Dr. Alex Taylor from The University of Auckland has demonstrated that New Caledonian crows have the ability to perform causal reasoning, which is the ability to infer that something you cannot see may be the cause of something. According to the article, this is the first study to experimentally demonstrate this ability in a species other than humans.
Here's an alternative explanation, that might or might not have any merit: the crows know that the stick comes from behind the blind, and see the human (whom they might trust as a member of their social group) enter the blind and leave safely. Rather than figuring that the stick movement was caused by the human, they see that the human has been exposed to the stick without being harmed and do not fear the stick. Crows socially mob potential predators, so perhaps seeing a member of their group (assuming that crows, like dogs, can incorporate humans into their social structure and have had the opportunity to do so) investigate a potential threat and deem it harmless would reduce their anxiety about that threat.
I really don't know much about crows, though - what do folks with more knowledge think about this idea? It surely assumes some intelligent thinking, but not in the same way as "humans cause stick movement."
Next time someone calls me a birdbrain, I will take it as a compliment. :-)
Surely the crow was just unsure if the human was going to enter the second time, since it had seen evidence of this happening previously?

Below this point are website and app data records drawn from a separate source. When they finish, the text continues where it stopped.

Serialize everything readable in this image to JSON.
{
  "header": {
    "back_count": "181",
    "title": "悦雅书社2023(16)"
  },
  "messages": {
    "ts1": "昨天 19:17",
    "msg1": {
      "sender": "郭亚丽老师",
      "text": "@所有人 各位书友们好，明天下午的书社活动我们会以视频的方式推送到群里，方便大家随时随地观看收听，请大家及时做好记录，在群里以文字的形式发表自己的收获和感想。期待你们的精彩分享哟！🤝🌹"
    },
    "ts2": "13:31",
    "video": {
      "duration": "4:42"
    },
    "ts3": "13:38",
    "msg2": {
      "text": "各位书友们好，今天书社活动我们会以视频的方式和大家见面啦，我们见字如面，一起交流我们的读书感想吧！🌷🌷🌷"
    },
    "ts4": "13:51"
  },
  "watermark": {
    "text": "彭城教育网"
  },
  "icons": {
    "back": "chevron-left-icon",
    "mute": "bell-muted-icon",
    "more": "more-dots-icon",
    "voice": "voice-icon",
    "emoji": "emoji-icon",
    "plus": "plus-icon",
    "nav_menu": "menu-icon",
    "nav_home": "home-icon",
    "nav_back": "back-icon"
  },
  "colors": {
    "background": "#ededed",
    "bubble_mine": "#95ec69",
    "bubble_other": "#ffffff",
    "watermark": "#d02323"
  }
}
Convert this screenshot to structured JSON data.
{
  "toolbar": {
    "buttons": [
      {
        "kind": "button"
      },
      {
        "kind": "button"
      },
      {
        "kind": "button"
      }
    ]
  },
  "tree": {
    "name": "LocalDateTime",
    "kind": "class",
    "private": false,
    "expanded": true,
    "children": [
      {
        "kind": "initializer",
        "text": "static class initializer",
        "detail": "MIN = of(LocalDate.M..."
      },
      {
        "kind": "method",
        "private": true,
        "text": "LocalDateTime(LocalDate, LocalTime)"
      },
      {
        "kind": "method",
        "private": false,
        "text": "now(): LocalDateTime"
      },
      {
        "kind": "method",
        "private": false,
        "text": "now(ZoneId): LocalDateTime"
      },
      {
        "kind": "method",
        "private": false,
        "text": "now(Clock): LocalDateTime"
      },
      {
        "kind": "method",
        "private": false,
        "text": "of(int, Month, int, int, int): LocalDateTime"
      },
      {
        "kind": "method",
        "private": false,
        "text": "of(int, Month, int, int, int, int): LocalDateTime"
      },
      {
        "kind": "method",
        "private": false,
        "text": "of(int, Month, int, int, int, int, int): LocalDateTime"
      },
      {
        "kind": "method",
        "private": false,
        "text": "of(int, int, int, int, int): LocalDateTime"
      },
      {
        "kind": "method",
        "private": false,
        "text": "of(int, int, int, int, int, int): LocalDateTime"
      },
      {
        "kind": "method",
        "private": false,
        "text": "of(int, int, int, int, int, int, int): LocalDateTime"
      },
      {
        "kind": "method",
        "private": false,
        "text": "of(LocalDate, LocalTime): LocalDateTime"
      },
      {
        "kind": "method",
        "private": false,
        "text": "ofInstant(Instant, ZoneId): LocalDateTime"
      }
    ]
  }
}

Hey, that's great.I've never imagined that crows (or any other birds) can be so intlneigelt. The most impressive is that their behavior is propagating between them.But imagine teaching them something wrong how to unlearn them doing such things this can be a interesting question from security point of view.